The big picture: Many of us use our phones without living in constant fear that our personal data could be stolen, but a new report should be a big eye opener for many, including big tech. The claims goes that an authentication technique that is used on almost any big cloud service can easily be bypassed by a tool designed by an Israeli company surrounded by controversies related to its ethics.
Earlier this year, news broke that a vulnerability in WhatsApp allowed a spyware tool to be injected into phones with a simple call that wouldn’t need to be answered and also wouldn’t leave any trace. The software was architected by a secretive Israeli firm called NSO Group, who is also behind the infamous Pegasus spyware, with a history of selling this kind of tools to governments and intelligence agencies.
A new report from Financial Times says the very same company who was essentially selling the keys to our digital lives has been touting new capabilities for its flagship spyware tool Pegasus to potential buyers. Where previously it was only able to harvest data from the phone’s storage, apparently it can now steal a user’s data from various accounts made on Apple, Microsoft, Facebook, Amazon, and Google’s cloud services.

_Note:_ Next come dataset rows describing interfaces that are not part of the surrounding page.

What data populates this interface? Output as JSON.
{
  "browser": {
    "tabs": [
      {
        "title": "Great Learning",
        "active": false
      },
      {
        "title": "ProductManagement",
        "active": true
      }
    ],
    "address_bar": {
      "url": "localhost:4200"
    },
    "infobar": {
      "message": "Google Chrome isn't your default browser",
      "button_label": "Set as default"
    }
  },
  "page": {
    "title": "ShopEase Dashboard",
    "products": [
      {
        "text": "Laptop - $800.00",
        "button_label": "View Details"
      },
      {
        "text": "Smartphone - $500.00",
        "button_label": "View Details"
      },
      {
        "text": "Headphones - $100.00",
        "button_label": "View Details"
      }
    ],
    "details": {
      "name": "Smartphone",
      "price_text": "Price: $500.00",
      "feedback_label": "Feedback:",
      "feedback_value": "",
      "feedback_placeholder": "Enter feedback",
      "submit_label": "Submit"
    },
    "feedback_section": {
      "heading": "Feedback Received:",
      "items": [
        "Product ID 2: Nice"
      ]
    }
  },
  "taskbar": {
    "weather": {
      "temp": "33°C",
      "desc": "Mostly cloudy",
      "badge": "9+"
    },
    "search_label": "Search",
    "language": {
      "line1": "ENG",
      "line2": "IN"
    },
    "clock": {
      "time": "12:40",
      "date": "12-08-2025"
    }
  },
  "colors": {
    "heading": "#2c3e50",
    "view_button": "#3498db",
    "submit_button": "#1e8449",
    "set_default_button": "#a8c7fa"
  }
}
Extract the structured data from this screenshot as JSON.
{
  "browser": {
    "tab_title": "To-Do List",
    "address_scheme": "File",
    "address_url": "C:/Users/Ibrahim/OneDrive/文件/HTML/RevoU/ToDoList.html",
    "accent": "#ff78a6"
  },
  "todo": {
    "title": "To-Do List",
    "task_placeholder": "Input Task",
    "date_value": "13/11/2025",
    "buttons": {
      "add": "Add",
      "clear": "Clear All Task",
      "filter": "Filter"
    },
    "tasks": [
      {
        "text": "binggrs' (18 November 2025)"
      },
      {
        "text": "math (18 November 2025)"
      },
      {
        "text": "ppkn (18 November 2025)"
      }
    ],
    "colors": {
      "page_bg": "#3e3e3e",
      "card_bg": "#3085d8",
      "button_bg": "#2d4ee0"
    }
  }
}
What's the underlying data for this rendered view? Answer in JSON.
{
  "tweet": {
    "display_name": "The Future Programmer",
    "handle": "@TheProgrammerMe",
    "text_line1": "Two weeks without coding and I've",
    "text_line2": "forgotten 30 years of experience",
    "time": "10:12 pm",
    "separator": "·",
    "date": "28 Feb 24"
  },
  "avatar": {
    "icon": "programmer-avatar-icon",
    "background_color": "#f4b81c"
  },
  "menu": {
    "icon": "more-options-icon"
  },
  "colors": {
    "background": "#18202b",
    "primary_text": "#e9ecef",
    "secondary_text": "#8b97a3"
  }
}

The spyware tool is said to have received a significant upgrade that allows it to access things like location history, archived messages, and other online data not synced on the phone. While it’s not clear how exactly this is achieved, FT speculates that once Pegasus is on the target phone, it is able to essentially clone the authentication keys of services like Facebook Messenger and Google Drive and sync it with a surveillance server, where it can be then used to imitate the phone down to a tee, location included.